The task ::
Retype every entry below without any change.

(Recorded data)

_ _ _ _ _ _ _

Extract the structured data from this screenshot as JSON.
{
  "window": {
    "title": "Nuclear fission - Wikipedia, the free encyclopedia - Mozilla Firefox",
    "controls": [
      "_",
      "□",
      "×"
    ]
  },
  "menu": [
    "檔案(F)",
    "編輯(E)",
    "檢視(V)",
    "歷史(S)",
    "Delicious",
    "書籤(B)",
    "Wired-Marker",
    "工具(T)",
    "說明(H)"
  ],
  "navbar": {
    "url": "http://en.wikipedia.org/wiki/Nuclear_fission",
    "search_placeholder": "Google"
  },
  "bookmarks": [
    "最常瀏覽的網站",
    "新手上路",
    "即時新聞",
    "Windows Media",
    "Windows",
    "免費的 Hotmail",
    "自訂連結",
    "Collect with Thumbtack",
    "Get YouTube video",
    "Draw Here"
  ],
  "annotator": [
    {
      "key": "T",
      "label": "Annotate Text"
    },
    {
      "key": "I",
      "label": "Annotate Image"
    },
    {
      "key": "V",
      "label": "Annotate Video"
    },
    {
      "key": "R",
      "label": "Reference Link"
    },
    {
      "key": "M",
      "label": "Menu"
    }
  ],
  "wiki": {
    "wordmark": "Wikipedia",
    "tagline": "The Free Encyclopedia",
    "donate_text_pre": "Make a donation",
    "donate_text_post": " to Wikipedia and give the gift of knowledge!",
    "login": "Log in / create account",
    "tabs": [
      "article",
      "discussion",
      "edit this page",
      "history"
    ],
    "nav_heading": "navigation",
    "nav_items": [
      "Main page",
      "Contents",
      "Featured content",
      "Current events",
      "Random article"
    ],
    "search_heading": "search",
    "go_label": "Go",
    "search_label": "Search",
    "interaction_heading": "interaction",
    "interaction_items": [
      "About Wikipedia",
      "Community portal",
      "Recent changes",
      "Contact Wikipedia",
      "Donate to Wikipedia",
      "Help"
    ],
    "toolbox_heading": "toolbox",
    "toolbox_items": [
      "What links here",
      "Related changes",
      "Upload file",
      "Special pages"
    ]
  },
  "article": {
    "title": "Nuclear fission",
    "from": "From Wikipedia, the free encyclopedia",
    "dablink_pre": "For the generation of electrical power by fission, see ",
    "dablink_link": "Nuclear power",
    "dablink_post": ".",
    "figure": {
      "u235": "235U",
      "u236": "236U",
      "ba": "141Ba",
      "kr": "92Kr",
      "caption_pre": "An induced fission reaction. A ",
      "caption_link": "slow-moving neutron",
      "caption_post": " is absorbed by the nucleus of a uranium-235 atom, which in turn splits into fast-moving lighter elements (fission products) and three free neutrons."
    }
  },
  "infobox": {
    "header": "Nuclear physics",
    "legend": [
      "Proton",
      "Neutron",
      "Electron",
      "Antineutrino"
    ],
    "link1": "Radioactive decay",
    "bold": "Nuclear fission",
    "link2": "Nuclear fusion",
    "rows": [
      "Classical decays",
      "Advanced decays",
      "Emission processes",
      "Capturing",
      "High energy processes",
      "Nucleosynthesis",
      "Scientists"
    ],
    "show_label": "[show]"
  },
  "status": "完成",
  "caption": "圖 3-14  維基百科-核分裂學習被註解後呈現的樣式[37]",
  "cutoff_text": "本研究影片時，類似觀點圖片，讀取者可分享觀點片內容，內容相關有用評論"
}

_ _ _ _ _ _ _

Exercise output ::
Extract the structured data from this screenshot as JSON.
{
  "window": {
    "title": "Nuclear fission - Wikipedia, the free encyclopedia - Mozilla Firefox",
    "controls": [
      "_",
      "□",
      "×"
    ]
  },
  "menu": [
    "檔案(F)",
    "編輯(E)",
    "檢視(V)",
    "歷史(S)",
    "Delicious",
    "書籤(B)",
    "Wired-Marker",
    "工具(T)",
    "說明(H)"
  ],
  "navbar": {
    "url": "http://en.wikipedia.org/wiki/Nuclear_fission",
    "search_placeholder": "Google"
  },
  "bookmarks": [
    "最常瀏覽的網站",
    "新手上路",
    "即時新聞",
    "Windows Media",
    "Windows",
    "免費的 Hotmail",
    "自訂連結",
    "Collect with Thumbtack",
    "Get YouTube video",
    "Draw Here"
  ],
  "annotator": [
    {
      "key": "T",
      "label": "Annotate Text"
    },
    {
      "key": "I",
      "label": "Annotate Image"
    },
    {
      "key": "V",
      "label": "Annotate Video"
    },
    {
      "key": "R",
      "label": "Reference Link"
    },
    {
      "key": "M",
      "label": "Menu"
    }
  ],
  "wiki": {
    "wordmark": "Wikipedia",
    "tagline": "The Free Encyclopedia",
    "donate_text_pre": "Make a donation",
    "donate_text_post": " to Wikipedia and give the gift of knowledge!",
    "login": "Log in / create account",
    "tabs": [
      "article",
      "discussion",
      "edit this page",
      "history"
    ],
    "nav_heading": "navigation",
    "nav_items": [
      "Main page",
      "Contents",
      "Featured content",
      "Current events",
      "Random article"
    ],
    "search_heading": "search",
    "go_label": "Go",
    "search_label": "Search",
    "interaction_heading": "interaction",
    "interaction_items": [
      "About Wikipedia",
      "Community portal",
      "Recent changes",
      "Contact Wikipedia",
      "Donate to Wikipedia",
      "Help"
    ],
    "toolbox_heading": "toolbox",
    "toolbox_items": [
      "What links here",
      "Related changes",
      "Upload file",
      "Special pages"
    ]
  },
  "article": {
    "title": "Nuclear fission",
    "from": "From Wikipedia, the free encyclopedia",
    "dablink_pre": "For the generation of electrical power by fission, see ",
    "dablink_link": "Nuclear power",
    "dablink_post": ".",
    "figure": {
      "u235": "235U",
      "u236": "236U",
      "ba": "141Ba",
      "kr": "92Kr",
      "caption_pre": "An induced fission reaction. A ",
      "caption_link": "slow-moving neutron",
      "caption_post": " is absorbed by the nucleus of a uranium-235 atom, which in turn splits into fast-moving lighter elements (fission products) and three free neutrons."
    }
  },
  "infobox": {
    "header": "Nuclear physics",
    "legend": [
      "Proton",
      "Neutron",
      "Electron",
      "Antineutrino"
    ],
    "link1": "Radioactive decay",
    "bold": "Nuclear fission",
    "link2": "Nuclear fusion",
    "rows": [
      "Classical decays",
      "Advanced decays",
      "Emission processes",
      "Capturing",
      "High energy processes",
      "Nucleosynthesis",
      "Scientists"
    ],
    "show_label": "[show]"
  },
  "status": "完成",
  "caption": "圖 3-14  維基百科-核分裂學習被註解後呈現的樣式[37]",
  "cutoff_text": "本研究影片時，類似觀點圖片，讀取者可分享觀點片內容，內容相關有用評論"
}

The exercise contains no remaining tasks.